Techy Tuesday - A Big Couple of Weeks in Electronics History

On August 28, 1958, Jack St. Clair Kilby of Texas Instruments demonstrated the first functional circuit made from a collection of pieces of silicon; it was a multivibrator, a type of oscillator or two state circuit.  Kilby had been hired by Willis Adcock the previous May, three months prior.  Since he had only been at TI those few months, he didn't have vacation time when the plant was to be shut down for a mass vacation.
[Kilby] was “left alone to ponder” and sketched out a circuit made entirely of semiconductors.

When Adcock returned from vacation, Kilby showed him the sketches. Adcock was skeptical and requested proof such a device would work. 

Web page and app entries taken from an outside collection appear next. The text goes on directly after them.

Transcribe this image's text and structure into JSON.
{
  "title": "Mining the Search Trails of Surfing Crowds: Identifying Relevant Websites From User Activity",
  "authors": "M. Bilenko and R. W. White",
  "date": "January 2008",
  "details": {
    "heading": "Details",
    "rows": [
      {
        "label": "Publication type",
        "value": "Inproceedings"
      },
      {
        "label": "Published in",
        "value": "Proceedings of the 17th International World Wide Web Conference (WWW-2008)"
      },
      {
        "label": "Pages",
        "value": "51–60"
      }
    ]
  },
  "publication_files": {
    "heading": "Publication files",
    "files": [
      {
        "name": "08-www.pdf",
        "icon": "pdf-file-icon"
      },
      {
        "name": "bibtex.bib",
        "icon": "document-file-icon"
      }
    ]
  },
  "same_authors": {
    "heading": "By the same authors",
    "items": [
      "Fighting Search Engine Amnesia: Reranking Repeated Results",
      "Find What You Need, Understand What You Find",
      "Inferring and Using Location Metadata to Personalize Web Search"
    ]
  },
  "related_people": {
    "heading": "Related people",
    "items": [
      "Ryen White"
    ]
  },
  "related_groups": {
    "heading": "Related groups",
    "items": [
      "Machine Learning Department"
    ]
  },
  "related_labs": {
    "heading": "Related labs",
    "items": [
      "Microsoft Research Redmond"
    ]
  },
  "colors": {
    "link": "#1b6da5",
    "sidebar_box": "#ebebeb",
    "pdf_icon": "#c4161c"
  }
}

So Kilby – using packaged growth-junction transistors, resistors formed by cutting small bars of silicon etched to value, and capacitors cut from diffused silicon power transistor wafers – assembled and demonstrated a circuit made of discrete silicon elements.
While an interesting midpoint, it still wasn't the big prize that Kilby is known for today.  That came a couple of weeks later: September 12, 1958.  Jack demonstrated the first completely integrated circuit, made from a wafer of germanium, an embodiment of the same basic multivibrator circuit.  It wasn't much to look at and the component density wasn't an improvement over previous attempts to miniaturize electronics, everything is glued to a glass slide which is about an inch long, but it was the start of the integrated circuit industry, leading inexorably to today's submicron geometry transistors etched by the million in today's world.  
It was integrated with all the components in the bar of germanium, but the connecting wires are visible here.  Integrated wires were still yet to come, but the principle of having all of the circuit elements created from a piece of semiconductor was demonstrated.  In February of 1959, Kilby applied for the patent on the IC and was granted it a few months later.  TI is still proud of being the company where the IC was invented and still has a historical web page up about it. 
The integrated circuit first won a place in the military market through programs such as the first computer using silicon chips for the Air Force in 1961 and the Minuteman Missile in 1962. Recognizing the need for a "demonstration product" to speed widespread use of the IC, Patrick E. Haggerty, former TI chairman, challenged Kilby to design a calculator as powerful as the large, electro-mechanical desktop models of the day, but small enough to fit in a coat pocket. The resulting electronic hand-held calculator, of which Kilby is a co-inventor, successfully commercialized the integrated circuit.
The integration of wires was to come in 1959, when Fairchild Semiconductor co-founder Bob Noyce demonstrated his planar integrated circuit.  Robert Noyce went on to found Intel with Andy Grove and Gordon Moore in 1968, and many historians refer to Kilby and Noyce as essentially co-inventors of the integrated circuit.  But now we've wandered too far from our subject, three remarkable weeks in 1958.